FBI Director James Comey confirmed Monday that former Obama administration officials — including several at the White House — would have had access to classified information about former National Security Adviser Michael Flynn that several news organizations published.
Comey testified before the House Intelligence Committee that he was extremely concerned about illegal leaks of classified material but stopped short of confirming an active criminal investigation.
“It would be nice to know the universe of people who have the power to unmask a U.S. citizen, because that might provide something of a road map to investigate who actually might have disseminated and unmasked a U.S. citizen’s name.”
Rep. Trey Gowdy (R-S.C.) pressed Comey hard about leaks that revealed conversations between Flynn and Russian officials. President Donald Trump ultimately fired Flynn for misleading Vice President Mike Pence about those conversations.

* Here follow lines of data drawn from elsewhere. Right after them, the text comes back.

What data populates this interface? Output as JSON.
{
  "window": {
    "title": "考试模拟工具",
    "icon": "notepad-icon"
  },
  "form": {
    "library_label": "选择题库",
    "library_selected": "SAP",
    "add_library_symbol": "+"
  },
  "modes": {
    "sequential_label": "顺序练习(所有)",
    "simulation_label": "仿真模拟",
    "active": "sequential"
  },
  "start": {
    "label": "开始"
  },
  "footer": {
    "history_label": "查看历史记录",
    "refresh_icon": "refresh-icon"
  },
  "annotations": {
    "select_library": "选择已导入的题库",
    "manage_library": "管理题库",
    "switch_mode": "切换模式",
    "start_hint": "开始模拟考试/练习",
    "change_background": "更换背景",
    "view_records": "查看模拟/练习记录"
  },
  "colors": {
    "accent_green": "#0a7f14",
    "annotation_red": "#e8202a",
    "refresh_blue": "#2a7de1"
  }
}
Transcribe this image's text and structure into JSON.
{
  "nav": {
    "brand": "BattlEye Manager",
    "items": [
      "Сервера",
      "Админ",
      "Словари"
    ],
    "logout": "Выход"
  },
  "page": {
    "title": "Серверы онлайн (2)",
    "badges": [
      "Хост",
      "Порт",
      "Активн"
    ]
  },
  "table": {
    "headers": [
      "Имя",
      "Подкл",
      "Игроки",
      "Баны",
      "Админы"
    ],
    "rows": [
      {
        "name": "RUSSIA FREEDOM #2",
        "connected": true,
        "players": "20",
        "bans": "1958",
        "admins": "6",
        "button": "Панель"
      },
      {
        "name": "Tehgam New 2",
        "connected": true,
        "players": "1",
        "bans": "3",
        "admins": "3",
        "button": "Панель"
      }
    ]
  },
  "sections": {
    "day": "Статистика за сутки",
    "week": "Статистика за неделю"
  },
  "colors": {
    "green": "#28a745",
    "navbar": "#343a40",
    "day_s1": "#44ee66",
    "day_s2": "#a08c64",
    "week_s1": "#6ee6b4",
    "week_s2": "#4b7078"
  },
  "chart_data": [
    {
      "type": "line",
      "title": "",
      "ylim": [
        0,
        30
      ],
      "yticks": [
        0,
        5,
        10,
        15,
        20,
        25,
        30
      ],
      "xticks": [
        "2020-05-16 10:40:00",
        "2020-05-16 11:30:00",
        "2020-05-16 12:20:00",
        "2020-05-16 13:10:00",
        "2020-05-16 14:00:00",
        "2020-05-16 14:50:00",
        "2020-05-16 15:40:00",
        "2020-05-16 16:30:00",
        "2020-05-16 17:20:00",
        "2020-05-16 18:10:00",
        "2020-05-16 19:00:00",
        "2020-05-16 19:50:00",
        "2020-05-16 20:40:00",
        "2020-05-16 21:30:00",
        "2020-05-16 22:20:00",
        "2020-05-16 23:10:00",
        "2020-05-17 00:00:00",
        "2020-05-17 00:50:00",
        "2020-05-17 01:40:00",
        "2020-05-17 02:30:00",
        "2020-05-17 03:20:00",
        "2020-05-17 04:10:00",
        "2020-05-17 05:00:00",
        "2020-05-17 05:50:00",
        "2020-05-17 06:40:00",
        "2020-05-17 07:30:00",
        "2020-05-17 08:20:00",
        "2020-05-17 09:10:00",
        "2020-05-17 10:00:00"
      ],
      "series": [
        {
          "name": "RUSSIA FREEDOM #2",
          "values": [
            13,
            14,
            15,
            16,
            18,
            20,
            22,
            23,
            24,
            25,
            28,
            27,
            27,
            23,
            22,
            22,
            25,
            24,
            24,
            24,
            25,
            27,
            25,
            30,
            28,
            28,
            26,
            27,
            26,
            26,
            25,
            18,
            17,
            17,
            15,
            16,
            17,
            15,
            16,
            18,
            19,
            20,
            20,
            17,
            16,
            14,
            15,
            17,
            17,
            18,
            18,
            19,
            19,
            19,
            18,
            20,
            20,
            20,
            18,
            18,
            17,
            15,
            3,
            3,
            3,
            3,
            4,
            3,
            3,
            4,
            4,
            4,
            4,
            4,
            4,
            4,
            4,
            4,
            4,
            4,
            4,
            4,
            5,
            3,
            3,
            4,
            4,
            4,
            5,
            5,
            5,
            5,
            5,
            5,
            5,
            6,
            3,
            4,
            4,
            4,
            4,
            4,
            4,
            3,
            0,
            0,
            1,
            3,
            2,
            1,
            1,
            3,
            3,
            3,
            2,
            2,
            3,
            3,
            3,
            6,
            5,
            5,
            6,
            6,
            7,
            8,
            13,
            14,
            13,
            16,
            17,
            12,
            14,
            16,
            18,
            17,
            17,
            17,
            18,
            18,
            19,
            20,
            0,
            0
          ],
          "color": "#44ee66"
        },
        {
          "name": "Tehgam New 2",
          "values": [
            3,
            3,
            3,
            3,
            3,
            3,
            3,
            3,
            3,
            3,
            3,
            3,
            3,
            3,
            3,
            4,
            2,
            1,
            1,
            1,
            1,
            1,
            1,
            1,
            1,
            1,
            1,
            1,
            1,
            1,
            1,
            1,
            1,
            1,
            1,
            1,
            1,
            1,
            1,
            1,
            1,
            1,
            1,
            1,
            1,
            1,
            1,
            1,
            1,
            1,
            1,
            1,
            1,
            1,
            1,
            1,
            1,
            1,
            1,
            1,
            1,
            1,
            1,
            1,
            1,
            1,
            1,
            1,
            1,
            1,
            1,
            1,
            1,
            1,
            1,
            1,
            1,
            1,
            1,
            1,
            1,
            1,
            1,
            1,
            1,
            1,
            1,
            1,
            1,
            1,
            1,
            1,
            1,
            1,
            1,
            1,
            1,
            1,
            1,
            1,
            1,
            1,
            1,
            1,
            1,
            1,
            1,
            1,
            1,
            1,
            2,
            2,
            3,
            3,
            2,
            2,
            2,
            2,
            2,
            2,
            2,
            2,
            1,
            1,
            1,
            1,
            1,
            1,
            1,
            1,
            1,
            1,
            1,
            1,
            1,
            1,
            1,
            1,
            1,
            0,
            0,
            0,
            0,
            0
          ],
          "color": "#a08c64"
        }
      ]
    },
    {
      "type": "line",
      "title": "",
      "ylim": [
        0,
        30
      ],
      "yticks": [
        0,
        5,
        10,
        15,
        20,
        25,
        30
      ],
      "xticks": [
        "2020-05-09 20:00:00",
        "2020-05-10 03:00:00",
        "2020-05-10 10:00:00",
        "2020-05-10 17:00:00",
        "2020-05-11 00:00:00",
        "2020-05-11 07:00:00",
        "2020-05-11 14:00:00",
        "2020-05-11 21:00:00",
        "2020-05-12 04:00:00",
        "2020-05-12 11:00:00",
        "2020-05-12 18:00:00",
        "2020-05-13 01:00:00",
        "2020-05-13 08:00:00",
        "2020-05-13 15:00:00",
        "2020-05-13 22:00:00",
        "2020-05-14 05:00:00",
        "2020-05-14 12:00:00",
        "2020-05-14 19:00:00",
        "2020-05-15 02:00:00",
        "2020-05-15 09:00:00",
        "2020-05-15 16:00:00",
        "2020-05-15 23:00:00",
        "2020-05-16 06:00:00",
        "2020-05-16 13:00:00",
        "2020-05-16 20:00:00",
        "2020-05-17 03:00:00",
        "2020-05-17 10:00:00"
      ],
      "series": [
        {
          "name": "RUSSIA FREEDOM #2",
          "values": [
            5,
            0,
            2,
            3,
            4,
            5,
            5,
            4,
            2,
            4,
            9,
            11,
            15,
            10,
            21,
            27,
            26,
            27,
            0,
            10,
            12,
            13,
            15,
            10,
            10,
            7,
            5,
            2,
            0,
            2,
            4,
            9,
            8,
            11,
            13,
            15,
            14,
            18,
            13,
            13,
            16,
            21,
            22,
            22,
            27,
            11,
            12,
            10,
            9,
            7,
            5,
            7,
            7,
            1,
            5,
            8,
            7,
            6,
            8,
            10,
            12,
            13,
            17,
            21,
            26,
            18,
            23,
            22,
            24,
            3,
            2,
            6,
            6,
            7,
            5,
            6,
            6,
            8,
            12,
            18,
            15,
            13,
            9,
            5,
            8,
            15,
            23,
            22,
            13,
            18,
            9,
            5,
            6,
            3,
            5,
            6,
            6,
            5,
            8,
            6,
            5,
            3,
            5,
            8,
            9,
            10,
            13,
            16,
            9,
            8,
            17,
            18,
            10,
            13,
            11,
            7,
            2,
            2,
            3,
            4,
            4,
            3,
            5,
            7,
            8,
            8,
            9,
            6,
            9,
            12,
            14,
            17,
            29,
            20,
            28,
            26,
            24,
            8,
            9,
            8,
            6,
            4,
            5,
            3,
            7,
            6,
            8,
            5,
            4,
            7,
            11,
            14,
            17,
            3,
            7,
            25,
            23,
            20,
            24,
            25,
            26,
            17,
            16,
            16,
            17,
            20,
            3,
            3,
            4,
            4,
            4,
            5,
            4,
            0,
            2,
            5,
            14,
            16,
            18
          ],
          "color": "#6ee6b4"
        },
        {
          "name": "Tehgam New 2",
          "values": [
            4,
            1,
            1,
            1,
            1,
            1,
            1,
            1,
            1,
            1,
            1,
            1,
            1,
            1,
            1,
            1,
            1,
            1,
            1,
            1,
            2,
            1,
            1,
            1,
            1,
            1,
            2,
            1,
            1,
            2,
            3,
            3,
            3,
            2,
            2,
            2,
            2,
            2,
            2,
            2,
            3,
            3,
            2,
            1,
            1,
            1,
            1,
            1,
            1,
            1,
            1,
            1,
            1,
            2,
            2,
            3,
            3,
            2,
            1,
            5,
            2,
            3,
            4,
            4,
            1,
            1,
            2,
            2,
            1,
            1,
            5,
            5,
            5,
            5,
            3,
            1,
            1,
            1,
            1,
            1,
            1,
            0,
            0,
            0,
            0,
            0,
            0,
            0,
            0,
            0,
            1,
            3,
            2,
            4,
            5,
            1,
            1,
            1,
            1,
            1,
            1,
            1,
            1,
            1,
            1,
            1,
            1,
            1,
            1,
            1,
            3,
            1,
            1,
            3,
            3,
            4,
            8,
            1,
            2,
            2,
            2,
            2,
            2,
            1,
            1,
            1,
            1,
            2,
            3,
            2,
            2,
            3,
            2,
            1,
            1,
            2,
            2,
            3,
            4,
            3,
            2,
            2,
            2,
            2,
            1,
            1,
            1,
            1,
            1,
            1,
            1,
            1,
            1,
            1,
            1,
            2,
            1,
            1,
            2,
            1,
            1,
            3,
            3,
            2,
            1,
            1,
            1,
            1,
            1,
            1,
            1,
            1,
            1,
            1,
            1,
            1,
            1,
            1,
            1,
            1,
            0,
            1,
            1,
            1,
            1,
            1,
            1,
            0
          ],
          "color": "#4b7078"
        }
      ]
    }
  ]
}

While Democrats on the committee pressed in vain for testimony linking Trump and his associates to collusion with Russian officials who U.S. intelligence agencies say tried to influence the 2016 election, Gowdy and other Republicans kept the focus on the only crime that has been identified so far — illegal dissemination of conversations recorded by intelligence authorities.
Comey said he could not comment about Flynn. But in general, he acknowledged, several top officials would have access to the information or could request it. That includes top Obama appointees at the Justice Department, former National Security Adviser Susan Rice, and others. Adm. Mike Rogers, director of the National Security Agency, testified that 20 people in his agency have the authority to “unmask” a U.S. citizen whose identity normally would be disguised.
Comey testified that the number of officials at the FBI with that authority likely would be higher than that. But he said he did not know the exact number.
"It would be nice to know the universe of people who have the power to unmask a U.S. citizen, because that might provide something of a road map to investigate who actually might have disseminated and unmasked a U.S. citizen's name," Gowdy said.
Comey testified that, generally speaking, there was only way a reporter could print classified material he was unauthorized to have.
"Someone told them who shouldn't have told them," he said.
Gowdy said reporting the leaks could not aid in a criminal investigation because Comey, as head of the FBI, already would have the information. It also could not advance national security because any leaks appearing in the press would be information that Rogers already possessed, Gowdy said.
"We could rule out wanting to help the intelligence communities and the law enforcement communities," he said. "Those are two motives that are gone now. That leaves some more nefarious motives."
Comey said leaks of that nature are troubling and would be a "serious crime." But he declined to assure the American people that his agents would investigate.
"I can't, but I hope people watching know how seriously we take it," he said. "But I don't want to confirm it by saying that we're investigating it."
Gowdy noted that a similar surveillance program is coming up for renewal in Congress later this year.
"We the American people give certain powers to government to keep us safe," he said. "And when those powers are misused and the motive is not criminal investigation or [national] security, then I'll bet you my fellow citizens are rethinking their side of the equation."
Last Modified: March 20, 2017, 12:48 pm